It’s 1:45 on a Monday afternoon as I write this.
School is still in session (for a few more days, at least), and it’s not a holiday of any kind.
Yet, for some reason, there are at least 10 people out in my next-door neighbors’ backyard, getting drunk and swimming in the pool.
I know some of these people. They’re my neighbor’s sons, who are in their early to mid-twenties.
They’re not students (so you can’t explain their free time during the day as a well-deserved break between semesters at college).
Supposedly, they work full-time, but they seem to be home all day, every day—and I should know; I myself am generally home all day, every day. The difference is that I’m working at least 16 of those daily hours.
My question is this: What are they doing drinking and playing in the pool (and, yes, making it very difficult for me to work, between the constant crash of beer bottles and the frequent squeals of their prostitutes—um . . . I mean, “female companions”) in the middle of a random Monday?
I have to say, I notice this phenomenon a lot—more and more each year since I started working from home back in 2005. I’d blow it off, assuming that it’s all a question of business practices evolving, that more people are (like me) working from home. But here’s the thing: Of all the people I’ve ever known, I only know ONE other person who works from home like I do.
So, who are all these people who are free to do a whole lot of nothing during the day (and at night—as an insomniac, I get the joy of seeing it ALL)?
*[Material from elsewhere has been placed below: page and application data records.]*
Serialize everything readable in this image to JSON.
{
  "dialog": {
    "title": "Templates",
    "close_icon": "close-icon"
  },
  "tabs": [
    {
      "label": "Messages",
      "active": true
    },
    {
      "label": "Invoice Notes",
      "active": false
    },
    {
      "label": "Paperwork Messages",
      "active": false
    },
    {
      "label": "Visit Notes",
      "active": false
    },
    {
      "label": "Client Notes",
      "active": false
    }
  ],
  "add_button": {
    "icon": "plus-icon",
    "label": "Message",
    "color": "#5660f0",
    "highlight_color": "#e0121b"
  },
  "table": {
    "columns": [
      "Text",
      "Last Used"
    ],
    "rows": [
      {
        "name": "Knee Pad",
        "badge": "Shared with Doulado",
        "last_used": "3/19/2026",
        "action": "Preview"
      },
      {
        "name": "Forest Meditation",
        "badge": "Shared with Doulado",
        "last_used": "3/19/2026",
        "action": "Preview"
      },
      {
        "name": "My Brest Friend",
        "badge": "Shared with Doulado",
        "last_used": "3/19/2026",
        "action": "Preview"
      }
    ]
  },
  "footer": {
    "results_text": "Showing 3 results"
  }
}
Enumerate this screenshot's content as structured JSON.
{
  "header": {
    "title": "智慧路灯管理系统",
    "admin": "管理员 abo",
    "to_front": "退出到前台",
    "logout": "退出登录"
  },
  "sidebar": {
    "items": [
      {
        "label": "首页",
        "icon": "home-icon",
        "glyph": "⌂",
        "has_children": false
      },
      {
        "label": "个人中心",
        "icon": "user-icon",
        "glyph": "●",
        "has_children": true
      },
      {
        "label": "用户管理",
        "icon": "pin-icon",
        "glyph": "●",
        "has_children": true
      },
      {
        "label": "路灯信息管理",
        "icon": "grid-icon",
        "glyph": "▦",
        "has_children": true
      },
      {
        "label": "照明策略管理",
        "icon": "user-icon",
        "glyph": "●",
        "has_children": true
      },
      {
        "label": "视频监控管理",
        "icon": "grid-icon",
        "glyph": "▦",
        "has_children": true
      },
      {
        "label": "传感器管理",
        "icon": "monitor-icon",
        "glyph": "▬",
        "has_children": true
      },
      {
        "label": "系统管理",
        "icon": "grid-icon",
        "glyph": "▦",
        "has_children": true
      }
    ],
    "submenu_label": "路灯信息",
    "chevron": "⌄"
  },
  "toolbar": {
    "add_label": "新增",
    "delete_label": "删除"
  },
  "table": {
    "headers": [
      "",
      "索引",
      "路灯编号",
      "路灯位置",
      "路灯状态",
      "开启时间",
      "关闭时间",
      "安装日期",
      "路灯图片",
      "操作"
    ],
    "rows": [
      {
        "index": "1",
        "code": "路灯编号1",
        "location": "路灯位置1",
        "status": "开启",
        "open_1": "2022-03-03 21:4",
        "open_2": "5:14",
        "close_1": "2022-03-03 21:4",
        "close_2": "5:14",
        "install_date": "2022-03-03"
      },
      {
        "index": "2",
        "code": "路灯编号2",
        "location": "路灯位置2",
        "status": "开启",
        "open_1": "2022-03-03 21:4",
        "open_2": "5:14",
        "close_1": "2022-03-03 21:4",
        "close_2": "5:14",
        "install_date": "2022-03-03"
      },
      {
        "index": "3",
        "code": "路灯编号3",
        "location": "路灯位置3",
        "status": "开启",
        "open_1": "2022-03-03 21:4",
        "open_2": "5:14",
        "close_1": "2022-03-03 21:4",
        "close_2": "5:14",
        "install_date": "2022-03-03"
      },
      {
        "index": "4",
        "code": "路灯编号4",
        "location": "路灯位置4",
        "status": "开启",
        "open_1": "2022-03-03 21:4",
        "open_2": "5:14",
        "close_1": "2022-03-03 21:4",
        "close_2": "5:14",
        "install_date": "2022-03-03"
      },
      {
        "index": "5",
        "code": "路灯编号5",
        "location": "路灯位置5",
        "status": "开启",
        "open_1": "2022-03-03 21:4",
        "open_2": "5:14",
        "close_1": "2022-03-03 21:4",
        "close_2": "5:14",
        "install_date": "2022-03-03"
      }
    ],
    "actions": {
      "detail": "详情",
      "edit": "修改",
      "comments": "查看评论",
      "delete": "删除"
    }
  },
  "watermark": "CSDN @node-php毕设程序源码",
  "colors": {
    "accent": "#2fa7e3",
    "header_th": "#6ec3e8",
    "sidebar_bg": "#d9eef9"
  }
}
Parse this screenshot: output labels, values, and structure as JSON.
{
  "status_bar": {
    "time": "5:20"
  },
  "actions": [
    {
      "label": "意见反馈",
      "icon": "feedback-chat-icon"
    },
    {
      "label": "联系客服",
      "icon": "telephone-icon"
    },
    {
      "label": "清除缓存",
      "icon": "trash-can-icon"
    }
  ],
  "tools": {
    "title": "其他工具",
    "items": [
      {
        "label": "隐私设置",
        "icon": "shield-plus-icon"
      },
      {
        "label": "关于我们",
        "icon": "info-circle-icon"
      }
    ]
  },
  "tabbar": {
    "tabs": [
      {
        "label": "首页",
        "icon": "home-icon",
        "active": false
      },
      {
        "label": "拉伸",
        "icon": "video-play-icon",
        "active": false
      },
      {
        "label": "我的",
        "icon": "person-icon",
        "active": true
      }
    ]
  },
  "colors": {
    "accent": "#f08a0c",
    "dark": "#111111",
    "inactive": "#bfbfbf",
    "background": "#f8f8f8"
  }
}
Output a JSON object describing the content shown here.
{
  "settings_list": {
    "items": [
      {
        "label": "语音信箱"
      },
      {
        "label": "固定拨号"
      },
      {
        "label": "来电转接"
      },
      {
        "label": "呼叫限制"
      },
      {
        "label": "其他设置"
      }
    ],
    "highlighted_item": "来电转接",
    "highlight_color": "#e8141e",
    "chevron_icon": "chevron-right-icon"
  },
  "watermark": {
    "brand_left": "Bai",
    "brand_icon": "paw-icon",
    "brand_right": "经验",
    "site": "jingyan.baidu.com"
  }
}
Why does no one work anymore? And how do they all seem to have money (to buy beer and hookers), while I work myself half to death and can’t even afford to buy groceries some weeks?
Something is off here. I don’t know what it is, but I don’t like it one bit.
And yes, I know I sound like the crotchety old man shooing the rambunctious kids out of my driveway, but seriously. Who are these people and why do they all have this mountain of free time (and free money), when I have absolutely none of either?
I beg you to tell me what’s going on—and how I can get in on the action.